South Africa’s Finance Minister Malusi Gigaba warned this week that if the crisis facing state-owned electricity supplier, the Electricity Supply Commission (Eskom) is “not dealt with urgently, South Africa’s whole economy could collapse” before the end of January.
According to reports in the South African media, Gigaba said at a pre-World Economic Forum (WEF) breakfast meeting in Johannesburg that the state “simply does not have the funds to bail out Eskom” and that the utility could collapse before the South African team at the WEF in Davos return once that conference ends on January 26.
“There would be no currency, and no economy for the country if Eskom went belly-up,” Gigaba warned, adding that the “crisis is extremely serious. “
The finance minister said there are “problems at Eskom’s board and senior management, who simply don’t seem to grasp the seriousness of the situation.”
Deputy President Cyril Ramaphosa—recently elected president of the ANC and therefore the country’s next president—said at the same meeting that “the challenges around Eskom are huge, and said the state-owned enterprise is top of mind.
“The minister of finance is seized with this on an hourly basis,” he said in answer to a question on the seriousness of Eskom’s financial woes.
Earlier, Gigaba told reporters that “Eskom is the biggest issue keeping him awake at night.”
The board—all “affirmative action” appointees who were pushed into their positions—displacing the white governors who had successfully run the corporation since its founding in 1923—have steadily run down the corporation due to a series of basic and compounding errors.
These errors have primarily included letting untold millions of blacks have “free” power (all actually paid for by hikes to the tariff-paying sector of the population, i.e. the whites) by letting them run up billions in unpaid bills, gross day-to-day mismanagement and lack of structure maintenance which has caused the “rolling blackouts” for which the country has become infamous, and then finally a reckless and ill-planned rush building program to make up the supply shortfall.
The latter building program seems to have pushed Eskom to the brink, as its debt due to the commissioning of two new facilities—at Medupi and Kusile—has seen the corporation use R275 billion of the state Treasury’s R350 billion’s worth of government guarantees.

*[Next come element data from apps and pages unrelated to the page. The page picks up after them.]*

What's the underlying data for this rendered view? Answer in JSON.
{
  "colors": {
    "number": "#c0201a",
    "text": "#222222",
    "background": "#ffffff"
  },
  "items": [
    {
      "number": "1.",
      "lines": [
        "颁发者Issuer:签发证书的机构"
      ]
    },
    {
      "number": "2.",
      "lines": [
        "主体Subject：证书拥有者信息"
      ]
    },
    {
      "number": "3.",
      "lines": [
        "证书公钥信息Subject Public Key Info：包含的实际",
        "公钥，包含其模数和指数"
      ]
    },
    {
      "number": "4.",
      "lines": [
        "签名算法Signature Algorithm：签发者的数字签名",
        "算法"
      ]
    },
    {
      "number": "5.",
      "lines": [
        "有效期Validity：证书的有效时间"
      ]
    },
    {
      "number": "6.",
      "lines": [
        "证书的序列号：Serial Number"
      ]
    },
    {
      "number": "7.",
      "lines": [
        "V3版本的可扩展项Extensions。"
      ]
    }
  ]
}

The guarantees were made to a set of international and local lenders who put up the cash—and who now have expressed concern that Eskom has botched the process. They have threatened to call up the debt with the government—something which, if it happens, will bring about the collapse which is keeping Finance Minister Gigaba awake at night.
In November 2016, the Fin24 news service reported that the that the power utility’s “poor governance had left it teetering on the edge of insolvency, with only R1.2bn of liquidity reserves expected to be in hand at the end of the November.”
Furthermore, Fin24 added, in its latest report to its shareholder representative, the utility said it would have a R5bn negative liquidity position by the end of January—one of the factors which sparked the lender’s unease.
* It was announced today that all Eskom executives who are facing “allegations of corruption,” including former acting chief executive Officer (CEO) Matshela Koko and suspended chief financial officer (CFO) Anoj Singh, are to be removed immediately from their positions as part of the government’s efforts to ward off a collapse by boosting investor confidence that they are doing something about the situation.